**Extracted material**
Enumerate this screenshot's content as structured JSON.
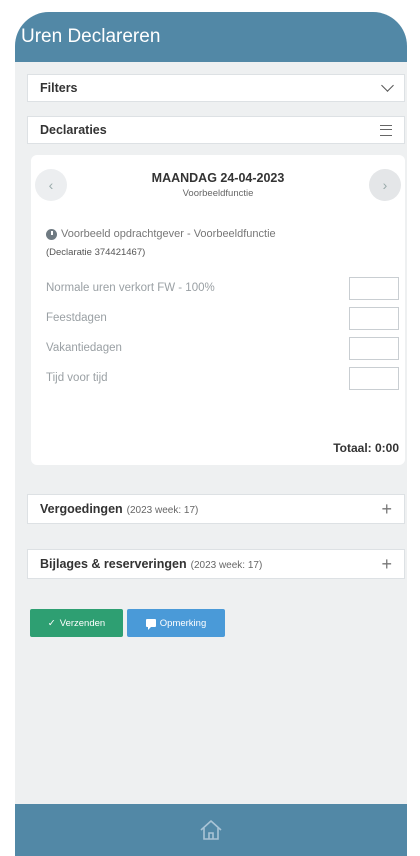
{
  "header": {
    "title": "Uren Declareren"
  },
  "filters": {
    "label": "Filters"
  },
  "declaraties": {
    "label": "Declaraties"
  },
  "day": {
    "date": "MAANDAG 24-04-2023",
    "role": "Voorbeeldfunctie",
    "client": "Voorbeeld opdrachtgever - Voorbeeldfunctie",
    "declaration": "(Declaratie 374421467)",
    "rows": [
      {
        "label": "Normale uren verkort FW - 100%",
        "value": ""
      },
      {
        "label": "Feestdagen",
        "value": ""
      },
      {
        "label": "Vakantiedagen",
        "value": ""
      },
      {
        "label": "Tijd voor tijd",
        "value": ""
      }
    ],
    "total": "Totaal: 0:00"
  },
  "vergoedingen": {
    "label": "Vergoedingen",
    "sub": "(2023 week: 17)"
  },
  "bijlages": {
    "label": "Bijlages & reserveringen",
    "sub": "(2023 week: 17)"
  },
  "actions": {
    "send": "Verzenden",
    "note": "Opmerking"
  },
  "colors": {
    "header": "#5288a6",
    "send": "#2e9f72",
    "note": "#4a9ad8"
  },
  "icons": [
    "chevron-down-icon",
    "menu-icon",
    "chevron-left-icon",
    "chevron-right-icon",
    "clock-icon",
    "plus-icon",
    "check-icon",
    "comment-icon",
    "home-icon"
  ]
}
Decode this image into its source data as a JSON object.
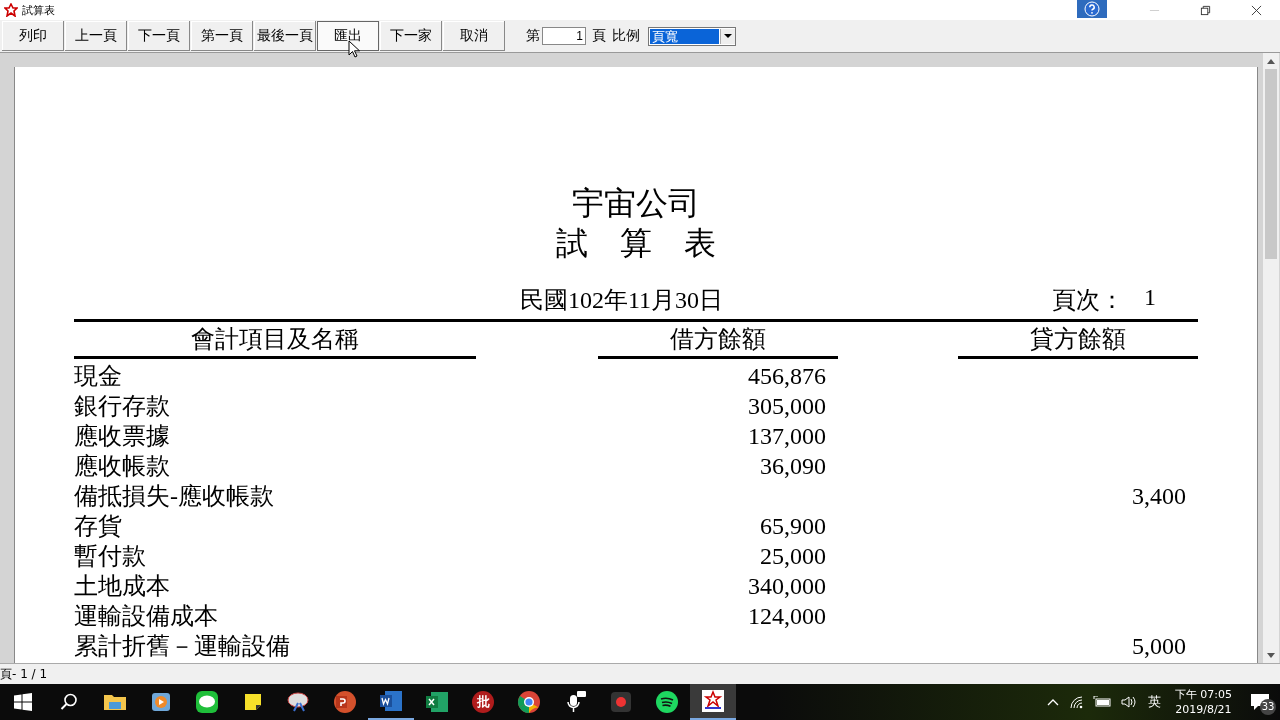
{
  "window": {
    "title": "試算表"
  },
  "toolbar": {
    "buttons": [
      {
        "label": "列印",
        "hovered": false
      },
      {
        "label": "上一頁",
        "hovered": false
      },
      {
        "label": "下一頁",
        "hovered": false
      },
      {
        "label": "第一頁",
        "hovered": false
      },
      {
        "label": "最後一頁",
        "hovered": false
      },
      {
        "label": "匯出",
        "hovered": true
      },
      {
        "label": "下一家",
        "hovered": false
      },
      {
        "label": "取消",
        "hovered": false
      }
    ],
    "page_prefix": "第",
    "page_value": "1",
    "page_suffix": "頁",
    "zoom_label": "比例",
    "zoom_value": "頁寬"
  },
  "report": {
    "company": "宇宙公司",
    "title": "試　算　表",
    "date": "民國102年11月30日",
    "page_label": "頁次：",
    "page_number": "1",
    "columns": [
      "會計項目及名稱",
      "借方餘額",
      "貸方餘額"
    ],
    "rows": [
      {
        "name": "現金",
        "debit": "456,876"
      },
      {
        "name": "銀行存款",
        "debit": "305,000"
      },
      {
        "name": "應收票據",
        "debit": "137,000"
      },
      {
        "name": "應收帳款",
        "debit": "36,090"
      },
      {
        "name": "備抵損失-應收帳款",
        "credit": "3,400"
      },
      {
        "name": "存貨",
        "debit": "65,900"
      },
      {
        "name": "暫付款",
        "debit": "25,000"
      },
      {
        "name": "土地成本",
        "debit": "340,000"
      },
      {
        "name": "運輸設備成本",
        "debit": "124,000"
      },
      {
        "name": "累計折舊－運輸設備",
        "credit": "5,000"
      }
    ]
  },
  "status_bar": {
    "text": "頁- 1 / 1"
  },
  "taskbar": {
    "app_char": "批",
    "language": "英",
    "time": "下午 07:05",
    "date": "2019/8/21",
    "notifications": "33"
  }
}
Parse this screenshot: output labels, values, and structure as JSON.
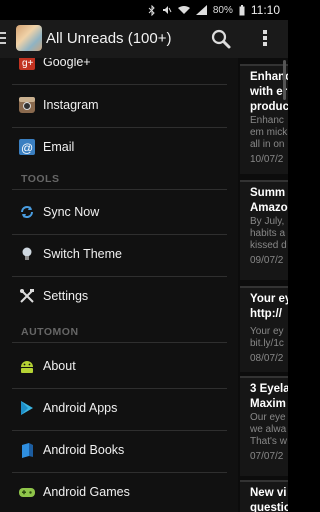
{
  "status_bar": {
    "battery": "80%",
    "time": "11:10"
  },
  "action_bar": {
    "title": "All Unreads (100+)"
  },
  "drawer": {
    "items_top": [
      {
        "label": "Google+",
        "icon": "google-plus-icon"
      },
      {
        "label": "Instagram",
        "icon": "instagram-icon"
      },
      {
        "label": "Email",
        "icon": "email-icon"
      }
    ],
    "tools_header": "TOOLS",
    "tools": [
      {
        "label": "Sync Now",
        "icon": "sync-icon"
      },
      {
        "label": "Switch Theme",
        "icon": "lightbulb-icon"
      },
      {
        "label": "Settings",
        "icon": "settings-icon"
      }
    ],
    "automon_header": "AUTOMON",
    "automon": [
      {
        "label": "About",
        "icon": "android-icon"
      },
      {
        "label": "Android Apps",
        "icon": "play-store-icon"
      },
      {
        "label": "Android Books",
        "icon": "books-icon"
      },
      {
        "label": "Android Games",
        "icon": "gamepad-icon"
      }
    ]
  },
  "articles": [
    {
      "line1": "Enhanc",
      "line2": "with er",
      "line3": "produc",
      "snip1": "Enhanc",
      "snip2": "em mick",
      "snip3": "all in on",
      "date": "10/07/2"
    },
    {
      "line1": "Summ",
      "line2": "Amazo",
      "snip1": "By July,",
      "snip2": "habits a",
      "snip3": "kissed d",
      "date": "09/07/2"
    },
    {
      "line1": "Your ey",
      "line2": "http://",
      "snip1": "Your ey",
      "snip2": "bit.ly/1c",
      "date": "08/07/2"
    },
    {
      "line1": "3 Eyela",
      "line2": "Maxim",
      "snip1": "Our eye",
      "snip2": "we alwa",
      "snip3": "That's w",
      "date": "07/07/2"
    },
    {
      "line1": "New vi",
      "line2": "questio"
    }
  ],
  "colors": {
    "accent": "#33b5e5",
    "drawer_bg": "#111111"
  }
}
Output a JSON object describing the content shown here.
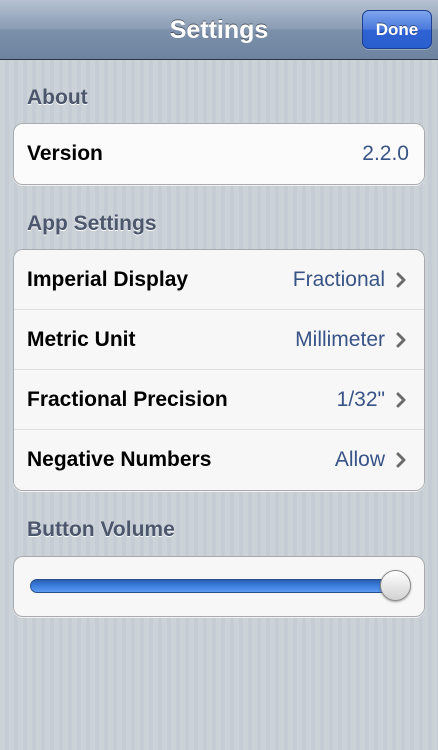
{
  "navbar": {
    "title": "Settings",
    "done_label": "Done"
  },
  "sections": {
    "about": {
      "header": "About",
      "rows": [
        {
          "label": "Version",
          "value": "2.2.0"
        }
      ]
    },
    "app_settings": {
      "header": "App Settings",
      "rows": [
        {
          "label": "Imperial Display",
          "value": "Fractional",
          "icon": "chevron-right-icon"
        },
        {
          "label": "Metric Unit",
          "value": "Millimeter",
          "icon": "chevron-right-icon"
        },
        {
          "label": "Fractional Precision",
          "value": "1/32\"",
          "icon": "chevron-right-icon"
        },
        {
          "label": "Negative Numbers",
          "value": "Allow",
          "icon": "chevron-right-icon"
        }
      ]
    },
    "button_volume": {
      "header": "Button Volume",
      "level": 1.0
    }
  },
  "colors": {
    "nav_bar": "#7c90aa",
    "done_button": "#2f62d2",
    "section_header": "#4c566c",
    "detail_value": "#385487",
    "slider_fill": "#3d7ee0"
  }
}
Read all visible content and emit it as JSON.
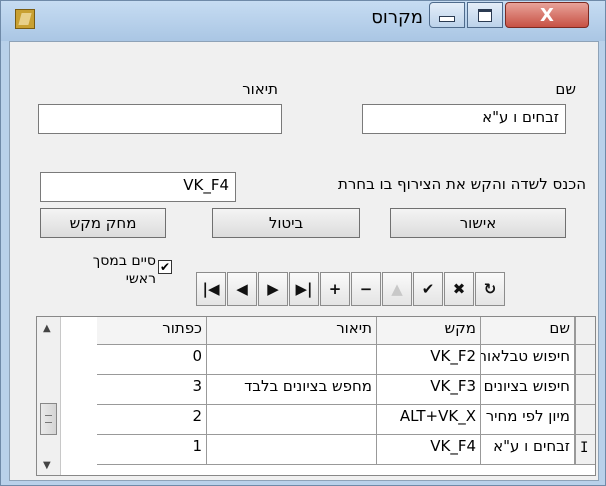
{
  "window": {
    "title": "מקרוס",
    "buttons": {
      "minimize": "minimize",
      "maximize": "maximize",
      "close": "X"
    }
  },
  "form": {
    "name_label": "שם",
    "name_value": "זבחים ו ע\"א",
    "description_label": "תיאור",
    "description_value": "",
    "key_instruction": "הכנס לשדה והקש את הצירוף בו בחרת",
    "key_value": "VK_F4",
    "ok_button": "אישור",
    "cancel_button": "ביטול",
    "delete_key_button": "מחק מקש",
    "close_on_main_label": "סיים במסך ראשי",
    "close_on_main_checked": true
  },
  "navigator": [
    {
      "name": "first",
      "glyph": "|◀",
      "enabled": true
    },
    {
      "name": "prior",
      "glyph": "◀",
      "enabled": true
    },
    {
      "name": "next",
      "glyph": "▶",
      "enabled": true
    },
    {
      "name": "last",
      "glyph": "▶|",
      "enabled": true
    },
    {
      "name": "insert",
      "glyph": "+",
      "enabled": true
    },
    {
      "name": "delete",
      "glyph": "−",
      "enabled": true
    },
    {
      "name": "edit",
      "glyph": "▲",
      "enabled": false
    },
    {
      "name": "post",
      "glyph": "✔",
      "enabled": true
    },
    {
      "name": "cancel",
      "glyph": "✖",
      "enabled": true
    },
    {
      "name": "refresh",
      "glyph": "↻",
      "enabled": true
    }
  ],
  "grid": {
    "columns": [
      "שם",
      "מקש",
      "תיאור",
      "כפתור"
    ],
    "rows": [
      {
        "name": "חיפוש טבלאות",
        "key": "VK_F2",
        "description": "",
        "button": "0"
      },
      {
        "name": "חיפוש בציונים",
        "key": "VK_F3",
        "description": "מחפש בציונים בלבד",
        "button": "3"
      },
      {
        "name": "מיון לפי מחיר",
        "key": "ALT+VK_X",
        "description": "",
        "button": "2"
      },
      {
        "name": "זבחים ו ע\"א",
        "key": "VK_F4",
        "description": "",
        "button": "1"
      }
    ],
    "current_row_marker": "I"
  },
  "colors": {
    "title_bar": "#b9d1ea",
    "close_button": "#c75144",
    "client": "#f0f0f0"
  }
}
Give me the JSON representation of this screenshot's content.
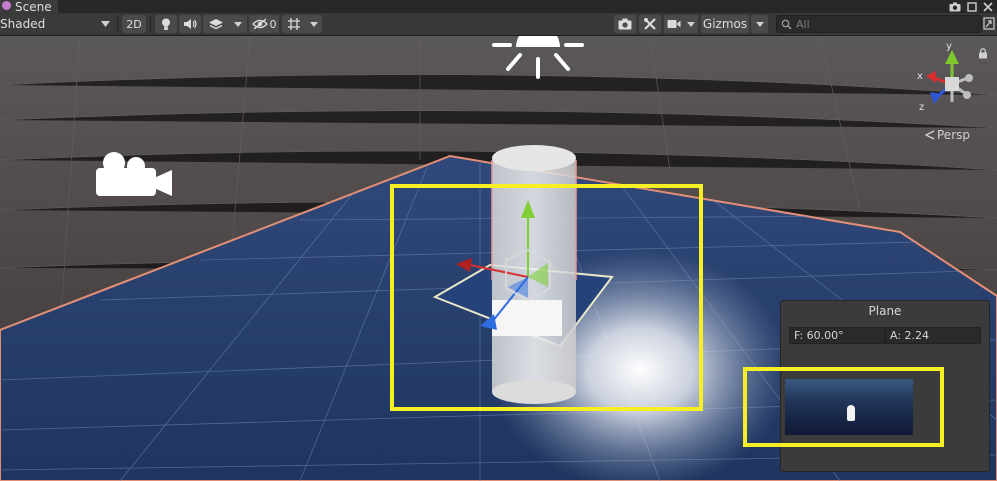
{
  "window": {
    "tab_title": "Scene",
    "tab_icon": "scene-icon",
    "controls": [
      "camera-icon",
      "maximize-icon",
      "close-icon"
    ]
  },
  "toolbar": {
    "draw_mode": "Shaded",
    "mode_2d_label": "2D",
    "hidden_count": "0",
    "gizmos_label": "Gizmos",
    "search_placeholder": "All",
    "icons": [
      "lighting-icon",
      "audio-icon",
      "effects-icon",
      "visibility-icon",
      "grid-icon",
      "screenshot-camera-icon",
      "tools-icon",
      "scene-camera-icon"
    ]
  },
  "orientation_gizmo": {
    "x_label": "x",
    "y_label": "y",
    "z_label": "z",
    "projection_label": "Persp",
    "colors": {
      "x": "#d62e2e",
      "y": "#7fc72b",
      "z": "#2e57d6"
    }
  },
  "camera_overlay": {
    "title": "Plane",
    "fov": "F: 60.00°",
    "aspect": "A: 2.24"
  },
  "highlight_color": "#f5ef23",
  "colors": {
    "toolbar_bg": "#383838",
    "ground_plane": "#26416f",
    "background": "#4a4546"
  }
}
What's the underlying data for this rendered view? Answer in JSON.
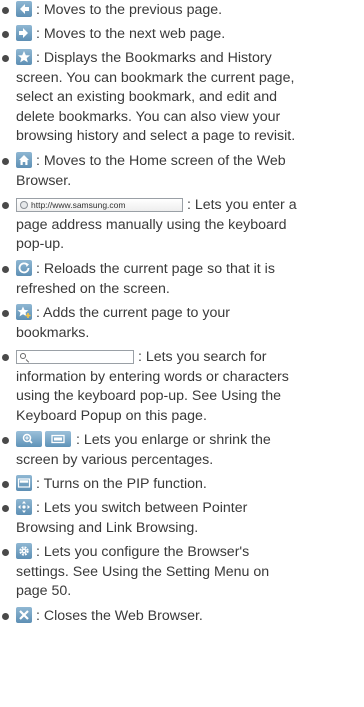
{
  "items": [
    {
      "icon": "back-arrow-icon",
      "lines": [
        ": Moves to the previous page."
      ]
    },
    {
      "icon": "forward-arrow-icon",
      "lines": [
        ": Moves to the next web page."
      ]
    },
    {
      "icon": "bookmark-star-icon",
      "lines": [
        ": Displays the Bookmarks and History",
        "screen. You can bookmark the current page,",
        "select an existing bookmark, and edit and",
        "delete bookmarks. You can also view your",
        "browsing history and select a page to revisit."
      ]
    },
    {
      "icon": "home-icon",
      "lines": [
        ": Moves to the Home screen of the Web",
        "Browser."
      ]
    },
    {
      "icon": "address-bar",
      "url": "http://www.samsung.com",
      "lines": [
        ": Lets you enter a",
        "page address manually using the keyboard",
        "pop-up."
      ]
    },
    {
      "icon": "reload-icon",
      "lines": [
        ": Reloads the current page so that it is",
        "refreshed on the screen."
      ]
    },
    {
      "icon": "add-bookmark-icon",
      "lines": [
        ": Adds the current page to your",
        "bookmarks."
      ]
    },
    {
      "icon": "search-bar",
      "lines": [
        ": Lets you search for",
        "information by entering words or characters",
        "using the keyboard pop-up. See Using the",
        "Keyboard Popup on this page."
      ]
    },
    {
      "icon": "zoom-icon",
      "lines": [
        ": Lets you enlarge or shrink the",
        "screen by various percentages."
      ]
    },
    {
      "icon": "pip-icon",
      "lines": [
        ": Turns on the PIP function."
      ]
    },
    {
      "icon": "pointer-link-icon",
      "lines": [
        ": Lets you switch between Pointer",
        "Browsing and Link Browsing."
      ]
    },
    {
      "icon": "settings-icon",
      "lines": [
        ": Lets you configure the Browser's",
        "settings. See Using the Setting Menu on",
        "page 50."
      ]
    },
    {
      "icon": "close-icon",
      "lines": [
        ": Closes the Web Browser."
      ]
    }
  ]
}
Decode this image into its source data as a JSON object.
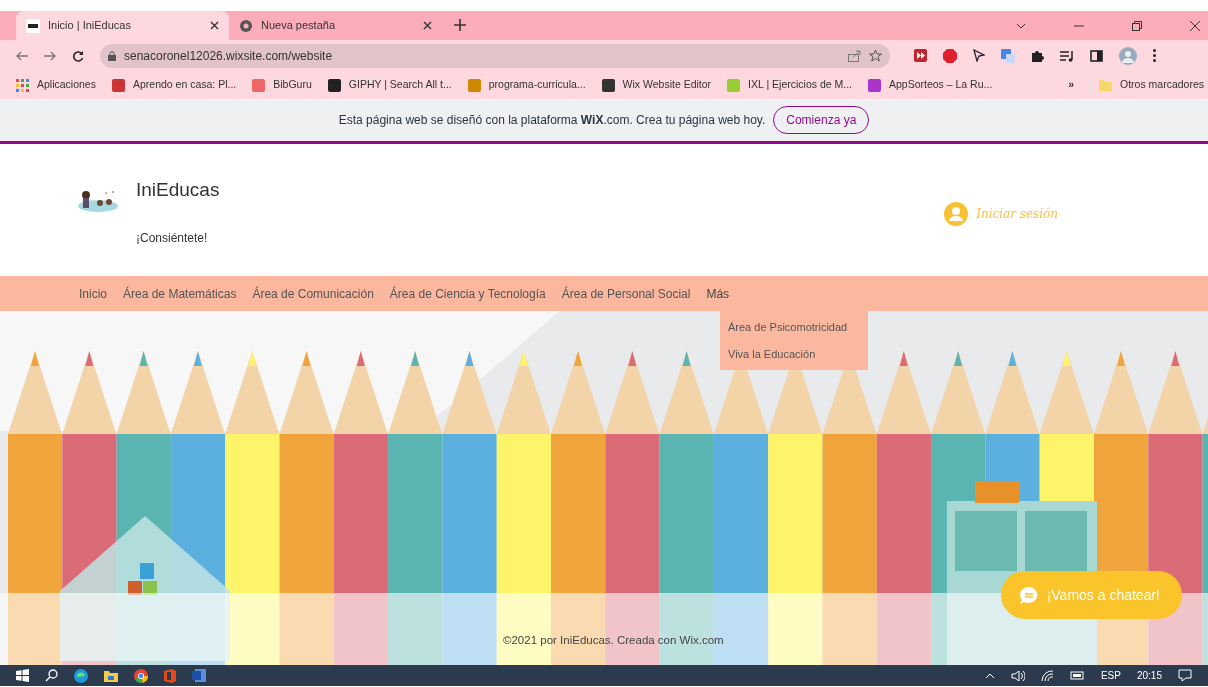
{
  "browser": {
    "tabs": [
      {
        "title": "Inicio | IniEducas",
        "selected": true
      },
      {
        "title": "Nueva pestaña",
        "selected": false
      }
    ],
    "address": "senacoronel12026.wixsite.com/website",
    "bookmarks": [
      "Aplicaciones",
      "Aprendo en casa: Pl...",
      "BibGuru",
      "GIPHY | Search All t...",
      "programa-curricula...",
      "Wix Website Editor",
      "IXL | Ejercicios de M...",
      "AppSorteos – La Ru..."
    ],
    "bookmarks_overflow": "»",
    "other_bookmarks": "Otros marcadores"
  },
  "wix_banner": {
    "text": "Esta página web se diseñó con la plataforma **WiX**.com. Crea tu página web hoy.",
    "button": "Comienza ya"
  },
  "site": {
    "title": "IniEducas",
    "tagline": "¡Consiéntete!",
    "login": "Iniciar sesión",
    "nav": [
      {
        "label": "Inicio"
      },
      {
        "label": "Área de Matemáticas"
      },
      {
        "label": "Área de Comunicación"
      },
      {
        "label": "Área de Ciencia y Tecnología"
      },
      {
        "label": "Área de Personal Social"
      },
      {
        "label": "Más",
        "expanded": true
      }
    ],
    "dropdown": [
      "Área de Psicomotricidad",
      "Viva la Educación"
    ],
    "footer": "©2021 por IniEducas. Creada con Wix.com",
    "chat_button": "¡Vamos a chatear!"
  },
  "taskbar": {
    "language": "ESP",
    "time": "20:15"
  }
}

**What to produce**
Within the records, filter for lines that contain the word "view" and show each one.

**Reply to the task**
What's the underlying data for this rendered view? Answer in JSON.
        "delete bookmarks. You can also view your",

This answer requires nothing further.